  4. ^ Boletín Glaciológico Aragonés, 2004.
  5. ^ "Artículo sobre el deshielo del glaciar del Aneto de GreenPeace (GreenPeace article on the melting Aneto glacier)" (in Spanish). Archived from the original on 2010-07-26. Retrieved 2012-10-21.
  6. ^ Somerville, Mary (1853). Physical geography. Blanchard and Lea. p. 48. ISBN 9781108005203..
  7. ^ Mitchell, Samuel Augustus (1846). Heights Of The Principal Mountains In The World (Map) (1st ed.). 1:33,500,000. 2. S. A. Mitchell. p. 72. Retrieved 2020-11-11.
  8. ^ a b c "Historia del Aneto (History of Aneto)" (in Spanish). Archived from the original on 2012-07-31. Retrieved 2012-10-21..
  9. ^ a b c Martínez Embid, Alberto (2007). "Perspectivas desde la corona del Monarca". Grandes Espacios Naturales (Great Natural Spaces) (in Spanish) (118).
  10. ^ a b "Spanish glaciers: the southernmost series of glaciological specimens in Europe". European Environment Agency. 26 Nov 2010. Retrieved 21 May 2016.
  11. ^ Émile Belloc (1898). "De Bagnères-de-Luchon aux Monts-Maudits.

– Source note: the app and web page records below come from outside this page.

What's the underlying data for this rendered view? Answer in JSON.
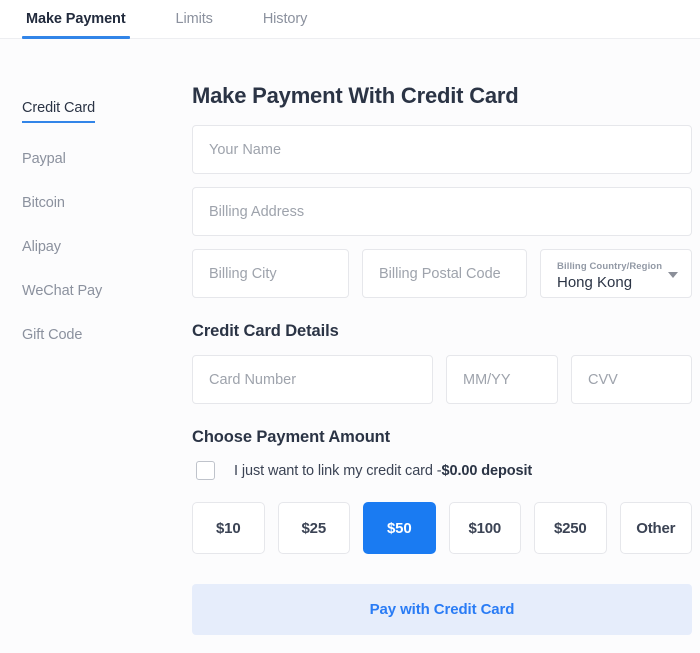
{
  "tabs": [
    {
      "label": "Make Payment",
      "active": true
    },
    {
      "label": "Limits",
      "active": false
    },
    {
      "label": "History",
      "active": false
    }
  ],
  "sidebar": {
    "items": [
      {
        "label": "Credit Card",
        "active": true
      },
      {
        "label": "Paypal",
        "active": false
      },
      {
        "label": "Bitcoin",
        "active": false
      },
      {
        "label": "Alipay",
        "active": false
      },
      {
        "label": "WeChat Pay",
        "active": false
      },
      {
        "label": "Gift Code",
        "active": false
      }
    ]
  },
  "main": {
    "title": "Make Payment With Credit Card",
    "billing": {
      "name_placeholder": "Your Name",
      "address_placeholder": "Billing Address",
      "city_placeholder": "Billing City",
      "postal_placeholder": "Billing Postal Code",
      "country_label": "Billing Country/Region",
      "country_value": "Hong Kong"
    },
    "card_section": {
      "heading": "Credit Card Details",
      "number_placeholder": "Card Number",
      "expiry_placeholder": "MM/YY",
      "cvv_placeholder": "CVV"
    },
    "amount_section": {
      "heading": "Choose Payment Amount",
      "link_checkbox_text": "I just want to link my credit card -",
      "link_checkbox_bold": "$0.00 deposit",
      "checkbox_checked": false,
      "options": [
        {
          "label": "$10",
          "selected": false
        },
        {
          "label": "$25",
          "selected": false
        },
        {
          "label": "$50",
          "selected": true
        },
        {
          "label": "$100",
          "selected": false
        },
        {
          "label": "$250",
          "selected": false
        },
        {
          "label": "Other",
          "selected": false
        }
      ]
    },
    "submit_label": "Pay with Credit Card"
  },
  "colors": {
    "accent": "#1a7bf2",
    "accent_soft": "#e6edfb",
    "text": "#2b3445",
    "muted": "#8b919e",
    "border": "#e6e7eb"
  }
}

Récits de courses et d'expériences (From Bagnères-de-Luchon to the Monts-Maudits. Stories of travels and experiences)" (in French). Retrieved 21 May 2016.
  12. ^ Maladeta Massif on
  13. ^ "Espacio Pirienos" (in Spanish). 2008. Archived from the original on 2009-08-05. Retrieved 21 October 2012..
  14. ^ "Introducción a los pirineos (Introduction to the Pyrenees)" (in Spanish).
  15. ^ "South face of Maladeta Massif". Retrieved 21 May 2016. Photo of the Maladeta massif with names of its peaks.
  16. ^ Davis Serrat and Josep Ventura. "Glaciers of Europe — Glaciers of the Pyrenees, Spain and France. U.S. Geological survey professional paper 1386-E-2" (PDF). Retrieved 21 May 2016.
  17. ^ "Le Mouscronnois Louis Philippe Loncke a atteint le toit des Pyrénées". Édition digitale de Mouscron (in French). 2020-08-20. Retrieved 2020-09-13.
  18. ^ (in Spanish) Eduardo Viñuales, Guía Total: Pirineo Aragonés, editions Anaya, 1st édition, April 2001, Madrid, p. 26. ISBN 84-8165-807-3.

External links[edit]